The disappearance of Saudi journalist Jamal Khashoggi and the hypocrisy of the New York Times
10 October 2018
Even by the deplorable standards of America’s “newspaper of record,” the pose of moral outrage adopted by the New York Times following last week’s disappearance of Saudi journalist Jamal Khashoggi is staggering in its hypocrisy.
In a series of articles, including a comment by the war-monger Thomas Friedman entitled “Praying for Jamal Khashoggi” and an editorial under the headline “Saudi Arabia must answer for Jamal Khashoggi,” the Times feigned shock and horror at the reports of Khashoggi’s death, and demanded that Riyadh come clean about the journalist’s fate.
The 59-year-old Khashoggi, who fled Saudi Arabia for the United States last year, enjoyed close ties to the Saudi royal family throughout a journalistic career that spanned some three decades. However, he came into conflict with the agenda of the powerful Crown Prince Mohammed Bin Salman, including with denunciations of Bin Salman’s arrest of regime critics and conduct of the brutal war in Yemen.
On Tuesday, October 2, Khashoggi visited the Saudi consulate in Istanbul to obtain divorce papers and has not been seen since. The Turkish authorities, which are leading the investigation into Khashoggi’s disappearance, reportedly believe that the journalist was murdered in the consulate and that his body was subsequently dismembered and removed from the country.

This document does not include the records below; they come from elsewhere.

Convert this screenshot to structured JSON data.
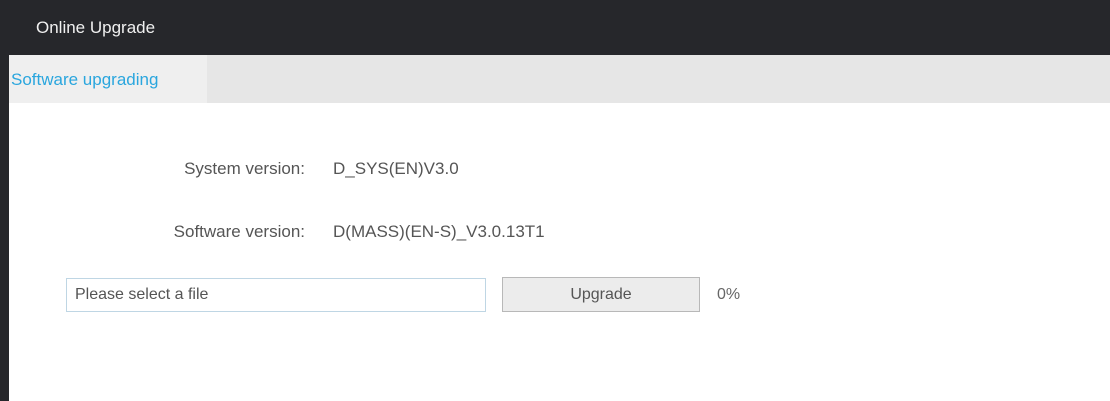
{
  "window": {
    "title": "Online Upgrade"
  },
  "tabs": [
    {
      "label": "Software upgrading",
      "active": true
    }
  ],
  "info": {
    "system_version_label": "System version:",
    "system_version_value": "D_SYS(EN)V3.0",
    "software_version_label": "Software version:",
    "software_version_value": "D(MASS)(EN-S)_V3.0.13T1"
  },
  "upload": {
    "file_placeholder": "Please select a file",
    "upgrade_button": "Upgrade",
    "progress_text": "0%"
  },
  "colors": {
    "titlebar_bg": "#26272b",
    "accent": "#2aa6de",
    "tab_bg": "#efefef"
  }
}
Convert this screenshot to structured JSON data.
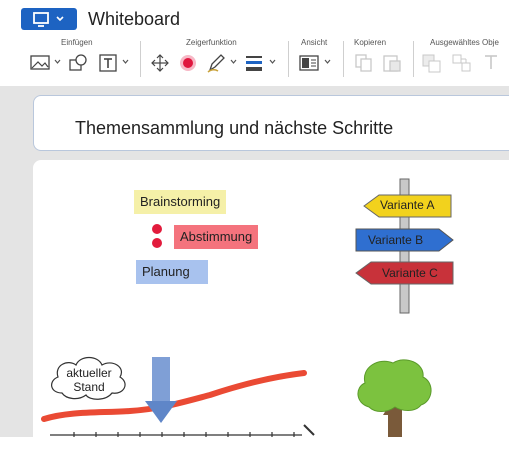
{
  "app": {
    "title": "Whiteboard"
  },
  "ribbon": {
    "groups": [
      {
        "label": "Einfügen"
      },
      {
        "label": "Zeigerfunktion"
      },
      {
        "label": "Ansicht"
      },
      {
        "label": "Kopieren"
      },
      {
        "label": "Ausgewähltes Obje"
      }
    ]
  },
  "board": {
    "title": "Themensammlung und nächste Schritte",
    "notes": {
      "brainstorming": "Brainstorming",
      "abstimmung": "Abstimmung",
      "planung": "Planung"
    },
    "signpost": {
      "a": "Variante A",
      "b": "Variante B",
      "c": "Variante C"
    },
    "cloud": {
      "line1": "aktueller",
      "line2": "Stand"
    }
  },
  "colors": {
    "accent": "#1d63c2",
    "note_yellow": "#f5f0a8",
    "note_red": "#f4737d",
    "note_blue": "#a8c2ee",
    "arrow_yellow": "#f2d21d",
    "arrow_blue": "#2f6fd0",
    "arrow_red": "#c8323a",
    "curve_red": "#ea4a34",
    "arrow_down": "#7f9fd6",
    "tree_green": "#7cc23f",
    "trunk": "#7a5a3a"
  },
  "icons": [
    "monitor-icon",
    "image-icon",
    "shapes-icon",
    "text-icon",
    "move-icon",
    "laser-pointer-icon",
    "pen-icon",
    "line-style-icon",
    "view-icon",
    "copy-icon",
    "paste-icon",
    "bring-forward-icon",
    "group-icon",
    "text-format-icon"
  ]
}
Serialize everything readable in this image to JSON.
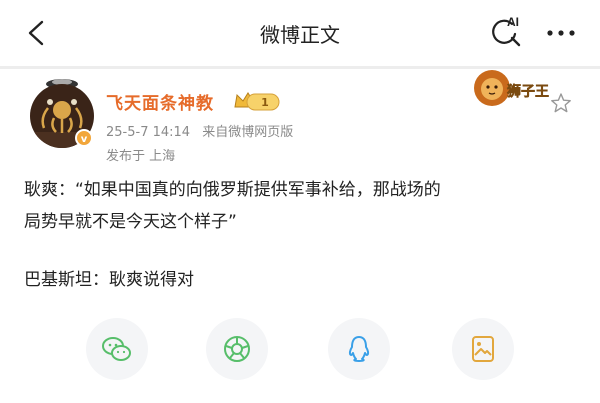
{
  "header": {
    "title": "微博正文",
    "icons": [
      "back-icon",
      "ai-search-icon",
      "more-icon"
    ]
  },
  "post": {
    "username": "飞天面条神教",
    "badge_level": "1",
    "timestamp": "25-5-7 14:14",
    "source": "来自微博网页版",
    "location": "发布于 上海",
    "lion_badge_text": "狮子王",
    "lines": [
      "耿爽：“如果中国真的向俄罗斯提供军事补给，那战场的",
      "局势早就不是今天这个样子”",
      "",
      "巴基斯坦：耿爽说得对"
    ]
  },
  "share": {
    "items": [
      "wechat-icon",
      "moments-icon",
      "qq-icon",
      "save-image-icon"
    ],
    "colors": {
      "wechat": "#57be6a",
      "moments": "#57be6a",
      "qq": "#3aa0e8",
      "image": "#e2a73d"
    }
  },
  "colors": {
    "username": "#e66b2a",
    "meta": "#8a8a8a"
  }
}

If true, the murder of Khashoggi will be a horrific crime, underscoring the brutality of the blood-soaked Saudi dictatorship. But it will join a long list of acts of terror and brutality carried out by the Saudi regime, very few of which have troubled the Times as much as Khashoggi’s disappearance.